In Lullaby of Birdland, Ella shows off some of her most impressive scat singing. The title refers to Charlie Parker, also known as “Bird” or “Yardbird”, another highly influential African-American jazz composer and saxophonist.

Find “Lullaby of Birdland” and more of Ella’s classics in Anything Goes


3. Nat King Cole

Nat King Cole has a voice that is truly unforgettable. He first came fame as a jazz pianist, but it was his soft baritone voice that won over the hearts of so many of his fans. In 1956, he began hosting The Nat King Cole Show on American TV channel NBC, making him one of the first ever African-Americans to host a variety show on television.

A little inappropriate for June, but Nat King Cole is surely best-known for his Christmas songs. Who can go through the festive season without turning to Nat singing “Chestnuts roasting on an open fire…”?

Find “The Christmas Song” and other festive classics in Christmas Jazz


4. Billie Holiday

Billie Holiday was both a talented performer and a singer-songwriter. From very humble and troubled beginnings in Harlem and Baltimore, where she became a prostitute as a young girl, Holiday turned to singing and began to make a name for herself in night clubs. Her big break came in 1935 when she was 20 years old: she was invited to do a series of recordings with African-American jazz pianist Teddy Wilson, where she was given free rein to improvise. From there she became on the most popular performers around, but she sadly became addicted to drugs and died when she was only 44 years old.

“You Go To My Head” is one of Billie Holiday’s classic songs, the slow, swaying style perfectly pitched for her voice. “You go to my head, / And you linger like a haunting refrain / And I find you spinning round in my brain / Like the bubbles in a glass of champagne.”
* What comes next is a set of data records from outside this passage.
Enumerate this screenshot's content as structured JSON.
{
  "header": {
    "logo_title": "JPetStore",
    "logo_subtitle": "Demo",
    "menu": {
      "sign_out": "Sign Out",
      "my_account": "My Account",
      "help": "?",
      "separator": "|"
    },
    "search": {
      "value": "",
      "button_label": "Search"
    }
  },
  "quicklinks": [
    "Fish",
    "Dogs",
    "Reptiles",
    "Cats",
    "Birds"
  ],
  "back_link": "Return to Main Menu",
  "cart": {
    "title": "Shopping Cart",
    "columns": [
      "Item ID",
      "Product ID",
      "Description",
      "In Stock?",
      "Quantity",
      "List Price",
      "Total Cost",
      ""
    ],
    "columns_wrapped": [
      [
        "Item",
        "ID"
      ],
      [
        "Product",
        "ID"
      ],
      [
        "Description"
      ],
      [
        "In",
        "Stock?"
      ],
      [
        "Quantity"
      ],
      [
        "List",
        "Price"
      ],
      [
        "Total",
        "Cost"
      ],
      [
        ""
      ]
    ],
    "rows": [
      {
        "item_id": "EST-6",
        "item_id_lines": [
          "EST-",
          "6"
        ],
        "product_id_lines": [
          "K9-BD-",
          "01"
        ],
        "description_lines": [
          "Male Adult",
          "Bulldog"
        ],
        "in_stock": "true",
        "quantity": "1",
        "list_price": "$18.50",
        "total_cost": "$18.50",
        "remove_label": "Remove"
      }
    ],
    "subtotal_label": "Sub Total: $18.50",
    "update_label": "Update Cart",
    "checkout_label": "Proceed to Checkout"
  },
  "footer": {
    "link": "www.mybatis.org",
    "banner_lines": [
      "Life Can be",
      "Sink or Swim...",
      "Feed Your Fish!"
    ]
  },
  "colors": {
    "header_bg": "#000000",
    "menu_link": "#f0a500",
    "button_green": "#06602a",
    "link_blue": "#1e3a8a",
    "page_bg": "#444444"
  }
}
Find “You Go To My Head” and other sultry jazz classics in Late Night Jazz


5. Scott Joplin

Scott Joplin lived from 1868/9 to 1917, and in that time he became one of the most famous ragtime composers ever. Born into a family of railroad workers (his father was an ex-slave), Joplin left to become an itinerant musician in the American South. In 1893, he found himself in Chicago at the time of the World Fair. Although the fair tried to exclude African-Americans, many visitors to the city discovered black culture in the saloons and institutions outside the fair, and Joplin found that music by him and his friends was very popular. The Chicago World Fair is generally credited as being fundamental to the spread of ragtime, and Joplin was at the heart of this.

In 1899, he published his “Maple Leaf Rag”, bringing him both fame and success. The piece would be influential for a whole generation of ragtime composers, and remains one of the most loved ragtime works to this day.

Find “Maple Leaf Rag” and other works by Joplin in Ragtime Classics